======== Records supplied

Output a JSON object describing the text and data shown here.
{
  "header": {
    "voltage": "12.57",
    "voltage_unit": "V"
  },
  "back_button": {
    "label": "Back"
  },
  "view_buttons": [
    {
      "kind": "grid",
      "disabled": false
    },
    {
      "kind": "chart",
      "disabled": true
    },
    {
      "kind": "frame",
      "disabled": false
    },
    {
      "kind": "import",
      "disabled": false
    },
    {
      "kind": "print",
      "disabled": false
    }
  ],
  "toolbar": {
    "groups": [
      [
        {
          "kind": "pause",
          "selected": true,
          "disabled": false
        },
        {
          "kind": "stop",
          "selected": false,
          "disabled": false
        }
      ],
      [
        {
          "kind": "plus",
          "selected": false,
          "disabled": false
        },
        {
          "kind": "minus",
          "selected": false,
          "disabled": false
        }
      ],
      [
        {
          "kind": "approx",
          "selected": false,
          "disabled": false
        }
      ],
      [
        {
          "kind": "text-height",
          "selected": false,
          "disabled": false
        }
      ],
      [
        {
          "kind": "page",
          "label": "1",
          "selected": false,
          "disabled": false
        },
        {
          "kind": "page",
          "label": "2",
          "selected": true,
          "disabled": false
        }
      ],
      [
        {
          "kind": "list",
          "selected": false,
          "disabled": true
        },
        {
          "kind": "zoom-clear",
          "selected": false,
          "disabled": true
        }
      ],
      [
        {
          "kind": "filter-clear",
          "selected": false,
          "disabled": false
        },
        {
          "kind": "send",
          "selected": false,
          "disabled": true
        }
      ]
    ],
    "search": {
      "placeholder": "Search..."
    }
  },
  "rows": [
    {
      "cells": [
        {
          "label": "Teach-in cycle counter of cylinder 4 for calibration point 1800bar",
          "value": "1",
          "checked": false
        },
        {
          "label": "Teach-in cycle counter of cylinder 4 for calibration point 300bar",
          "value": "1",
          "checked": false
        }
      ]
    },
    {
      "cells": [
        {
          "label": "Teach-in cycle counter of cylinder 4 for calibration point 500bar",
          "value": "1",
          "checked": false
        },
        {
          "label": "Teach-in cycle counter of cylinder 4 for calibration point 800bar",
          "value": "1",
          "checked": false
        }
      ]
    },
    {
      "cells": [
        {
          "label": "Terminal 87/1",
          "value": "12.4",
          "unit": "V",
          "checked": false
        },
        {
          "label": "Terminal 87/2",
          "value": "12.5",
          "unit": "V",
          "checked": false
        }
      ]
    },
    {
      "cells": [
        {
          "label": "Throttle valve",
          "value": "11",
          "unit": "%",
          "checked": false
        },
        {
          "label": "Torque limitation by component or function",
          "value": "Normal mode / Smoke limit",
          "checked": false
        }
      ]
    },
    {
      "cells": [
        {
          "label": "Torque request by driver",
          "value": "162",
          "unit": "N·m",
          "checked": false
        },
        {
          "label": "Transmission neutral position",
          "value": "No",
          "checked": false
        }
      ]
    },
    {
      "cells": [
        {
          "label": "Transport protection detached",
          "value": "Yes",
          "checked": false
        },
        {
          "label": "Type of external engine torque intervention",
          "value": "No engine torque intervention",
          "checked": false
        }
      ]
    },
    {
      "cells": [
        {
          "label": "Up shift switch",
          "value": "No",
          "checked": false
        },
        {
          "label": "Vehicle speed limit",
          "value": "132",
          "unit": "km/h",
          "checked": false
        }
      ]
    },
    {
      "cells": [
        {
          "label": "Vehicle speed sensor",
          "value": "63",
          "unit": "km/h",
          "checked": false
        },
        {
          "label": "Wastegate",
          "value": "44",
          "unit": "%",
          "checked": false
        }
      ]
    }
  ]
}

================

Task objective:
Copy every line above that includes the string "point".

Result of the task:
          "label": "Teach-in cycle counter of cylinder 4 for calibration point 1800bar",
          "label": "Teach-in cycle counter of cylinder 4 for calibration point 300bar",
          "label": "Teach-in cycle counter of cylinder 4 for calibration point 500bar",
          "label": "Teach-in cycle counter of cylinder 4 for calibration point 800bar",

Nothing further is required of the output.